Please use this identifier to cite or link to this item:
|Title:||Education and the Pattern of Language Use among Ethnic Chinese School Children in Singapore|
|Citation:||Kwan-Terry, A. (1989). Education and the Pattern of Language Use among Ethnic Chinese School Children in Singapore. International Journal of the Sociology of Language 80 : 5-31. ScholarBank@NUS Repository.|
|Abstract:||Data collected via 3 questionnaires administered to 315 children aged 6-12 attending 2 average schools in Singapore, are used to examine the claims on language use made by the children about themselves, members of their family, & their peers, relating these claims to socioeconomic, demographic, & cultural factors. Analysis shows that education plays a determining role in the language choices of an individual. About 75% of the parents in the survey, many of whom had had a Chinese-medium primary level of education, were reported to use a Chinese language with their spouse in the home, a smaller proportion were reported to use both Chinese & English, & only a very small proportion, almost all of whom had had an English-medium education at the secondary level, were reported to use predominantly English. Education also affects the parents' choice of language in that many of those parents who had the ability to use some English switched to using both English & Chinese when speaking with their children, despite their predominant use of Chinese with their spouse, no doubt with the intention of exposing their children to English, which they needed at school. In the case of parents who spoke predominantly English to their spouse, their concern for their children's ability in Mandarin Chinese, the language studied as the second language at school, was manifested; in a substantial number of cases, one of the two parents would switch to using Mandarin Chinese with the children. In addition, a substantial proportion of parents who spoke predominantly Chinese to their spouse or who spoke both Chinese & English employed a private tutor to help their children with English, whereas parents who spoke predominantly English employed a tutor to help with their children's Chinese. Education also plays an important role in promoting the use of the school or official languages, as demonstrated in the significant increase in the amount of English as well as Mandarin Chinese used among siblings who brought the school languages to the home, at the expense of the Chinese dialects. As the children moved from the home to the school, there was a further increase in the amount of English used, an increase that became even more marked as the children reached higher levels of study. AA.|

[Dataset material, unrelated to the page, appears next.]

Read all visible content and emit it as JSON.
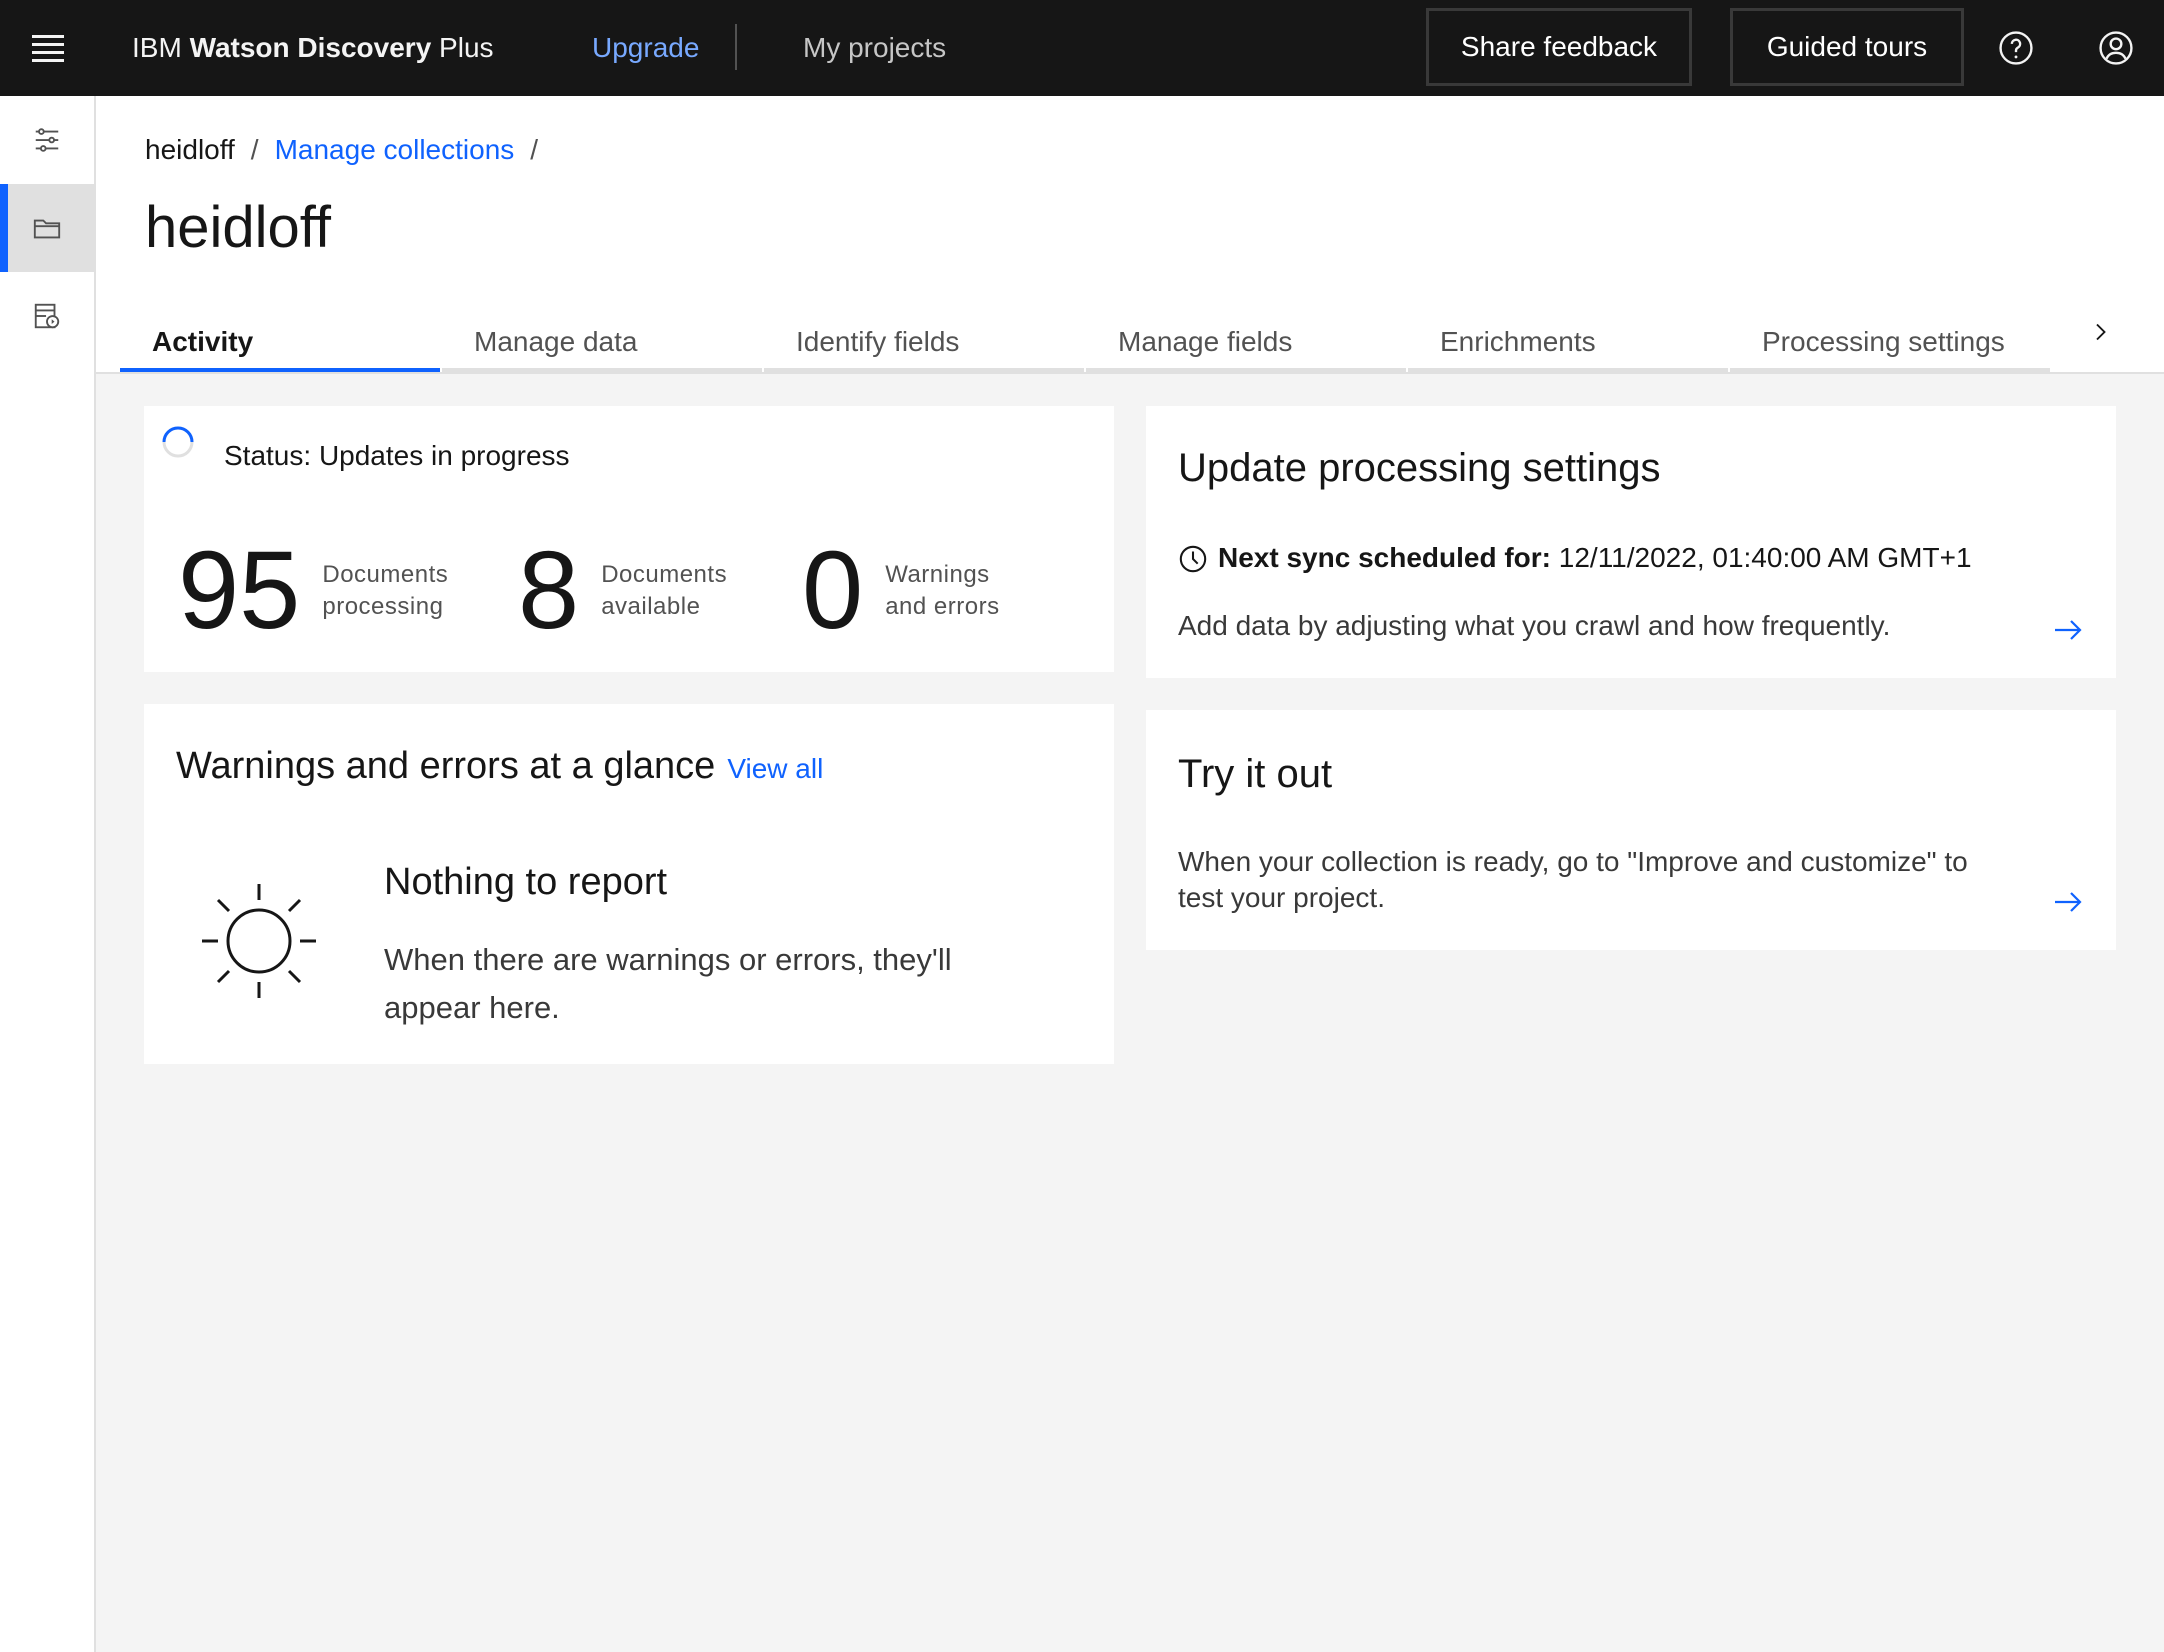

|Source Title:||International Journal of the Sociology of Language|
|Appears in Collections:||Staff Publications|
Show full item record
Files in This Item:

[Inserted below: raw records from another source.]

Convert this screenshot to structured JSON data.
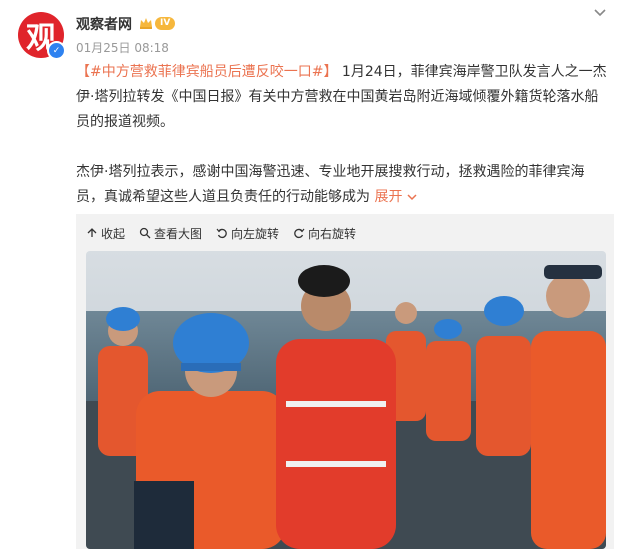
{
  "author": {
    "name": "观察者网",
    "avatar_glyph": "观",
    "level": "IV"
  },
  "post": {
    "time": "01月25日 08:18",
    "hashtag": "#中方营救菲律宾船员后遭反咬一口#",
    "para1": "1月24日，菲律宾海岸警卫队发言人之一杰伊·塔列拉转发《中国日报》有关中方营救在中国黄岩岛附近海域倾覆外籍货轮落水船员的报道视频。",
    "para2": "杰伊·塔列拉表示，感谢中国海警迅速、专业地开展搜救行动，拯救遇险的菲律宾海员，真诚希望这些人道且负责任的行动能够成为",
    "expand_label": "展开"
  },
  "media_toolbar": {
    "collapse": "收起",
    "view_large": "查看大图",
    "rotate_left": "向左旋转",
    "rotate_right": "向右旋转"
  },
  "colors": {
    "accent": "#eb7350",
    "brand_red": "#e0242b",
    "verified_blue": "#2e82f0"
  }
}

There are no files associated with this item.
checked on Sep 28, 2018
Items in DSpace are protected by copyright, with all rights reserved, unless otherwise indicated.